Hands up anyone who looks forward to making decisions with a large diverse group of people, from different business units, or across teams…
Wow! I am SO (not) surprised! So what is it that makes us want to dive for the closest stapler to repeatedly staple our own heads, rather than engage in a spirited conversation to identify where and how we can reach a group decision.
I think it’s primarily about our definition of “collaborative decision making”. Most people have a terrible past experience with “death by consensus” and herein lieth the issue… Consensus and collaboration ARE NOT the same thing. Not one bit… AT ALL .
“In consensus decision making, we are seeking an outcome where everyone agrees; an agreement that will compel everyone to place their hand over their heart and say “I LOVE this decision!”…said no group, ever.
Consider the last time you were with a group of friends and you decided to meet for dinner, but hadn’t yet selected a place… It’s 7:30pm; you all arrive at a restaurant riddled street and the negotiations commence. Between those who ‘don’t really care’; those who are ‘so-hungry-they’d-eat-anywhere’; those who are ‘super fussy about only being seen in the latest asian–mexican-fusion-microgastronomy-cafe-in-a-laneway’; and those who haven’t even asked anyone else and are just headed directly for the place they like best – this is a decision that is likely to cause considerable tension… or at least some annoyance. Now imagine the length of time and the energy wasted if we insisted that everyone not only agreed but actually LOVED the final decision. Yeah right! So if there is no way that we could achieve this in the real world, why do we do keep trying to do this at work?
True collaborative decision making doesn’t require everyone to love the decision, nor even like it. The aim of collaborative decision making is for people to collectively get to the point where they all have a decision they can ‘LIVE WITH’. This simply means that people are prepared to ‘Let go’ of something and that they are prepared to live with (and by) the decision. It doesn’t mean they walk away lamenting the decision, or that they loathe it.
The six L’s of decision-making (illustrated above) is a scale of contentment within the decision-making process.
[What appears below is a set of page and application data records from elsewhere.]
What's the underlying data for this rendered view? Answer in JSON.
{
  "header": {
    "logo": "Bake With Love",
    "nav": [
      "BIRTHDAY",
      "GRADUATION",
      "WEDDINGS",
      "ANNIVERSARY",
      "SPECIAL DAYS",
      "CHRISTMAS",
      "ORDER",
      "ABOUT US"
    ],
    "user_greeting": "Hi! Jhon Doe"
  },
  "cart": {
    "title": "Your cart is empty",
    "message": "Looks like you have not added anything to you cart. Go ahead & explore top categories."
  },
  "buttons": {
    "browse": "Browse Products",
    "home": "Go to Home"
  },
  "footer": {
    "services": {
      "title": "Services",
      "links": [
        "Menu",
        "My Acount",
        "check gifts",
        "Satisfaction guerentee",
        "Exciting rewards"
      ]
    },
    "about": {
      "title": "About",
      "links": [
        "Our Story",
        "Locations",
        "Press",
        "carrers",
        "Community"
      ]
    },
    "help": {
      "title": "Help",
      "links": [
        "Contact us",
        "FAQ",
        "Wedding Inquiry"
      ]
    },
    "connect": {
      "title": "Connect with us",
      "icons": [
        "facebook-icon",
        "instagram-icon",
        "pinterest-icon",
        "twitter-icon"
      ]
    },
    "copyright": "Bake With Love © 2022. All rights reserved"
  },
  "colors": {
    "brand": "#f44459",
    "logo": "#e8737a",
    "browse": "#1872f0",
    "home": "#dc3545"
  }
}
It ranges from ‘Loathe It’ to ‘Love It’, helping decision makers to rank their level of comfort with any decision they’re part of. In between these two poles, there are the stepping stones of ‘Lament it’, ‘Live with it’ and ‘Like it’. In order to move to the mid-point (‘Live with it’) or beyond (to ‘Like it’ or ‘Love it’), a loathing or lamenting decision maker needs to ‘Let go’ of something they’ve been holding on to. Once they can identify, assess and let go of the block, they can move to a more comfortable realisation about how they can live with the decision.
Next time you find yourself lucky enough to be in a large group seeking a shared decision, explain the 6 L’s of decision making and then try asking – “what would it take for each of us to be prepared to live with this?” This simple question makes an enormous difference… try it!